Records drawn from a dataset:
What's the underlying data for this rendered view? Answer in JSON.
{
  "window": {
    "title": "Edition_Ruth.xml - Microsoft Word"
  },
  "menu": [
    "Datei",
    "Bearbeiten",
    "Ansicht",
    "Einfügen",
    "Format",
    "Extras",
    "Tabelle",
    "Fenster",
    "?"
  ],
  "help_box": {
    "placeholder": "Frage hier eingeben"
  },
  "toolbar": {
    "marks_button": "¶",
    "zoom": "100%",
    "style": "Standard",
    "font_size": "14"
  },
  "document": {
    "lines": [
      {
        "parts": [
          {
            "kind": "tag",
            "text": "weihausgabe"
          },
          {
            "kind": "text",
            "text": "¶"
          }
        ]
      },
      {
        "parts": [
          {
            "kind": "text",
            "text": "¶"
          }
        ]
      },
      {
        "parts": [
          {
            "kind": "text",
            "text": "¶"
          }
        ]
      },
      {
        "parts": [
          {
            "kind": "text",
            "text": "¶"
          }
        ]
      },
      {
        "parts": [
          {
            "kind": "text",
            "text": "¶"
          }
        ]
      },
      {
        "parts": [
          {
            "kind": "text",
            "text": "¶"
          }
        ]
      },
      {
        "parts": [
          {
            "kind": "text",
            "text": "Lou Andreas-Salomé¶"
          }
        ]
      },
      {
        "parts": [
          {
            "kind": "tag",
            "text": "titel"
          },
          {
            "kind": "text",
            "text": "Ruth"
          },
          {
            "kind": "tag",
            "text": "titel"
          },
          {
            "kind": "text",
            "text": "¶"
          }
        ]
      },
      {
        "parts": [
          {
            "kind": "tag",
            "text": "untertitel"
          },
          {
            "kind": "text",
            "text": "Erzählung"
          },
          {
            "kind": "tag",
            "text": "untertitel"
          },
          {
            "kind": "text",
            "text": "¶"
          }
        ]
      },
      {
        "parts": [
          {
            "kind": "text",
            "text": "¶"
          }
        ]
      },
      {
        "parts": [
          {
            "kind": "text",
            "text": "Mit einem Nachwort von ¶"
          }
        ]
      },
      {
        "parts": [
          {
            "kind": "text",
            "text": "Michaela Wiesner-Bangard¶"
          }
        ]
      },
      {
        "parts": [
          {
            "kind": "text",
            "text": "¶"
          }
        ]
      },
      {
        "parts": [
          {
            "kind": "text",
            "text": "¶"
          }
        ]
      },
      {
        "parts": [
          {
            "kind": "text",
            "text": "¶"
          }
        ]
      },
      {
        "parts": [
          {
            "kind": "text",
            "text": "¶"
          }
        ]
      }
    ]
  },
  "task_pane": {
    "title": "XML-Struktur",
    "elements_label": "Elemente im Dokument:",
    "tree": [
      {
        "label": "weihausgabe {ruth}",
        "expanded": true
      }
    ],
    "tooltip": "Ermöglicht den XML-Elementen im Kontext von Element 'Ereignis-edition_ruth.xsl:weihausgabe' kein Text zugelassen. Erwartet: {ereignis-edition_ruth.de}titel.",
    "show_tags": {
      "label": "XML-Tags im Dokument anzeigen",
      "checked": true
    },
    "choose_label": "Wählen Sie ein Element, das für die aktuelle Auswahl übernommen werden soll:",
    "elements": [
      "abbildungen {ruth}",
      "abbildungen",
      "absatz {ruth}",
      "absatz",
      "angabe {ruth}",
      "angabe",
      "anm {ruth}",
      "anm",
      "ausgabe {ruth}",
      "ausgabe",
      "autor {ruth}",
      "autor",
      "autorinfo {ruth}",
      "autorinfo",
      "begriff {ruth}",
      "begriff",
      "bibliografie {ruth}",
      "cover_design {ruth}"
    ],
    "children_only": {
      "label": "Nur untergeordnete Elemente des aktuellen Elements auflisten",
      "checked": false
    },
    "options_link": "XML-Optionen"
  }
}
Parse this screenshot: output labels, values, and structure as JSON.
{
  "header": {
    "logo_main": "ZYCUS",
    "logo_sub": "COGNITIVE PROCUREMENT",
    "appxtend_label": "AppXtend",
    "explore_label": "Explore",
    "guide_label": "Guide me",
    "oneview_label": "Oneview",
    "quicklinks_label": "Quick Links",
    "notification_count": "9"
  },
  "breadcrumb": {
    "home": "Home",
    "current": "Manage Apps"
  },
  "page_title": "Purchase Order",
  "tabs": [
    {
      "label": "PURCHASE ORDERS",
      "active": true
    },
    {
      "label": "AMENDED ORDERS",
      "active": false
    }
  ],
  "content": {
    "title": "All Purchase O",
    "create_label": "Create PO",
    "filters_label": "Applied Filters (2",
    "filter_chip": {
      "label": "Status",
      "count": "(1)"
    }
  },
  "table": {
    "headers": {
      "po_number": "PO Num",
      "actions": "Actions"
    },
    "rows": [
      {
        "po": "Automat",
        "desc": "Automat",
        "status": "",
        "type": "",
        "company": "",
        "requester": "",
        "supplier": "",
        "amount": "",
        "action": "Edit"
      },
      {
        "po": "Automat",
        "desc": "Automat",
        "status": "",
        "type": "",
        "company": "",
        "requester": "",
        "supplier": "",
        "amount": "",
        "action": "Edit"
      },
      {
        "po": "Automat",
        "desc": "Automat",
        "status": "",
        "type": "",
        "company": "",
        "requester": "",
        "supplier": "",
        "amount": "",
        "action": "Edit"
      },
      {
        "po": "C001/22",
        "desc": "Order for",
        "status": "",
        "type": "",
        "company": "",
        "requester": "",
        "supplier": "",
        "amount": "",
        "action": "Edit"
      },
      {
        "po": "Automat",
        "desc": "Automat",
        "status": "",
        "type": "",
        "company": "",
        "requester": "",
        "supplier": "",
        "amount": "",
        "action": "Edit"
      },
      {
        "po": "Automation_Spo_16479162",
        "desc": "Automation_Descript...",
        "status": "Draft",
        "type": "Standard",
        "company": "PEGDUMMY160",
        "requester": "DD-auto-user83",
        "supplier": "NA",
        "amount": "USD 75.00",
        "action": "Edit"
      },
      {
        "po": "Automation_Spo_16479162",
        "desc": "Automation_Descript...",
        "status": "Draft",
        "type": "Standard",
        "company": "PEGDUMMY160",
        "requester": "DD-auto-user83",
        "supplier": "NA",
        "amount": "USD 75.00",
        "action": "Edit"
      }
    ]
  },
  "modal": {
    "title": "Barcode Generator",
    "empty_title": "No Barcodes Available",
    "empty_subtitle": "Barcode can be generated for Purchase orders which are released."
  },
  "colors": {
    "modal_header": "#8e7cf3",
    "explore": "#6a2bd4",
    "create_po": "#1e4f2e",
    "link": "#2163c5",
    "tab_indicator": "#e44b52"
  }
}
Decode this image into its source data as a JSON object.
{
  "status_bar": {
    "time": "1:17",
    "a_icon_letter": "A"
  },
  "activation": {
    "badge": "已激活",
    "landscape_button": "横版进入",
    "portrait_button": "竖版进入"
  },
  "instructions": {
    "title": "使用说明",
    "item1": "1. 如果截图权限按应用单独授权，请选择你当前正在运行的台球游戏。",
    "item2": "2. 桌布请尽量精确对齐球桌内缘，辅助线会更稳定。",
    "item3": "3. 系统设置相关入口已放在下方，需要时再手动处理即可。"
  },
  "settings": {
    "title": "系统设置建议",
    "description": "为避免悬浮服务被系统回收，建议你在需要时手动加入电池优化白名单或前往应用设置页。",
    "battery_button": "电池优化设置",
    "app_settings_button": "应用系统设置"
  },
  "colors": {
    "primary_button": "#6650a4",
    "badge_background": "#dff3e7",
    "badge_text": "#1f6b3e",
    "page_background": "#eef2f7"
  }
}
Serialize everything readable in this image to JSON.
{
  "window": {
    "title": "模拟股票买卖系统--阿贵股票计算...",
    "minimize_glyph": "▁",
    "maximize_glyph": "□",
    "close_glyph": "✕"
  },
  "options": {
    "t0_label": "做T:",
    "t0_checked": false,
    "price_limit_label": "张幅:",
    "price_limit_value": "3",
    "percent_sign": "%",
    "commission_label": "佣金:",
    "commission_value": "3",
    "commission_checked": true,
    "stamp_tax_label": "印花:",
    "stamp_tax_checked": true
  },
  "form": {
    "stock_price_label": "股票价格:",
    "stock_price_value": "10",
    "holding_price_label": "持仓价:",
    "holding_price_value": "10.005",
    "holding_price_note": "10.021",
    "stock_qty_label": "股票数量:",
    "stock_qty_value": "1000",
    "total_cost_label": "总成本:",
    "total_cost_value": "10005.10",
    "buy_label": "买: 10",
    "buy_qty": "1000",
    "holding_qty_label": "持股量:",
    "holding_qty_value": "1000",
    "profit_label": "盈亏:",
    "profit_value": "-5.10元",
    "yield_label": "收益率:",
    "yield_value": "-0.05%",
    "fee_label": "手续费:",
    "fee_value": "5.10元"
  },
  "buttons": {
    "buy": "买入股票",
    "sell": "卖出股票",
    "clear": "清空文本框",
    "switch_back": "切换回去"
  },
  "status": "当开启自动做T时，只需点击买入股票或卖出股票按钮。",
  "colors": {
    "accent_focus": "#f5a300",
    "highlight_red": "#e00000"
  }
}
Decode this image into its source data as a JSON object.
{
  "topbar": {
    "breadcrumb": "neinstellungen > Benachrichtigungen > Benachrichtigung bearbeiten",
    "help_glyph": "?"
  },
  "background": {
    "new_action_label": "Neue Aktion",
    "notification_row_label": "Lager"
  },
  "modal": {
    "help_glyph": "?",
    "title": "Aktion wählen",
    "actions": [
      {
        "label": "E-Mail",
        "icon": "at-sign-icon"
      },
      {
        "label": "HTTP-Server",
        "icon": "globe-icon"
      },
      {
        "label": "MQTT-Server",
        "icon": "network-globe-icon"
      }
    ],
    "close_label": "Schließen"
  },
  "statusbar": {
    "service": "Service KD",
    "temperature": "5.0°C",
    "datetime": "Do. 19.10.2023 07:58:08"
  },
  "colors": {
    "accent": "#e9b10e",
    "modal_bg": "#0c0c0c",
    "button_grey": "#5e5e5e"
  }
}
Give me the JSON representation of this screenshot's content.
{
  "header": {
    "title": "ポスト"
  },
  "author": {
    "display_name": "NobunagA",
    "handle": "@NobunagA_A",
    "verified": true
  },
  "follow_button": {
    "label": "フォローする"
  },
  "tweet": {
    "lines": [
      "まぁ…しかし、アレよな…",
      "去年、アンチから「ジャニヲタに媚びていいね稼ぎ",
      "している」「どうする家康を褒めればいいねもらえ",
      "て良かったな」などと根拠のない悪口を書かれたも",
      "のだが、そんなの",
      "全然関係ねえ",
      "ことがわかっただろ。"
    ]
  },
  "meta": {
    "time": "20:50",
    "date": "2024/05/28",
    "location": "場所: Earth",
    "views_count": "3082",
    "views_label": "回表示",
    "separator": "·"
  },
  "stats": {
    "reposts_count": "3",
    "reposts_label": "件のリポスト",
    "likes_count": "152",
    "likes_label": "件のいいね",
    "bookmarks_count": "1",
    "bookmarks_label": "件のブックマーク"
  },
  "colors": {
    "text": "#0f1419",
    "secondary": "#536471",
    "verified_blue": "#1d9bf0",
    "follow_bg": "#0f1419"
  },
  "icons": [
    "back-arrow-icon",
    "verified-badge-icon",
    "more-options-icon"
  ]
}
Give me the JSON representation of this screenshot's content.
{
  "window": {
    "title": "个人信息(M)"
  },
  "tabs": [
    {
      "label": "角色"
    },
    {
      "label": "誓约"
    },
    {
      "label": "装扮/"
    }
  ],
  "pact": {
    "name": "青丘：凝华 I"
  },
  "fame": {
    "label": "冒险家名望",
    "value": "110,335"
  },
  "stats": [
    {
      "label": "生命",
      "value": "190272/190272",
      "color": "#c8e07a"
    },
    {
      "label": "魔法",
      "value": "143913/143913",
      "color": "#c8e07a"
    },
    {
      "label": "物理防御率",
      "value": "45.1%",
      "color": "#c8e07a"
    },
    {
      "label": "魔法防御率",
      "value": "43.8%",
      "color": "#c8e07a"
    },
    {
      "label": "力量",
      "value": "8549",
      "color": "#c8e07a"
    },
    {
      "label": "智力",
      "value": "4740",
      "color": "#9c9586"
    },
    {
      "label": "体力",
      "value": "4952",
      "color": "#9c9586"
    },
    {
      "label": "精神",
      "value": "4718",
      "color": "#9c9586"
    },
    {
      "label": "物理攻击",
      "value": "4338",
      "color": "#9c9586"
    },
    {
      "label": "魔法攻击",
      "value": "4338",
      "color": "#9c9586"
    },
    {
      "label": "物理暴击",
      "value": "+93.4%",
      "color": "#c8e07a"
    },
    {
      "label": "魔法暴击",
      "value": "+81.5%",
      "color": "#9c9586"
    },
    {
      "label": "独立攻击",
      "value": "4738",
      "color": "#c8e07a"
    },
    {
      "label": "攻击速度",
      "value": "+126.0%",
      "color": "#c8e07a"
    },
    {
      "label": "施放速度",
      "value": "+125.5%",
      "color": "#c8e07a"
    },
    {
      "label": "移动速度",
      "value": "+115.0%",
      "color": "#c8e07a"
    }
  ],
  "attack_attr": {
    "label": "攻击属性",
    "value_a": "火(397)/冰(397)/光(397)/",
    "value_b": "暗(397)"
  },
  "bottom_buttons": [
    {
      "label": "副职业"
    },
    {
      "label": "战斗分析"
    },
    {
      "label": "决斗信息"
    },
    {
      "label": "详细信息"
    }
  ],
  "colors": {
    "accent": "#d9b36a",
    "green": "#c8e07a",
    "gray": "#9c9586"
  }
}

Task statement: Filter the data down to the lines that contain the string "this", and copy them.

Solution to the exercise:
What's the underlying data for this rendered view? Answer in JSON.
Parse this screenshot: output labels, values, and structure as JSON.
Decode this image into its source data as a JSON object.
Serialize everything readable in this image to JSON.
Decode this image into its source data as a JSON object.
Give me the JSON representation of this screenshot's content.
Give me the JSON representation of this screenshot's content.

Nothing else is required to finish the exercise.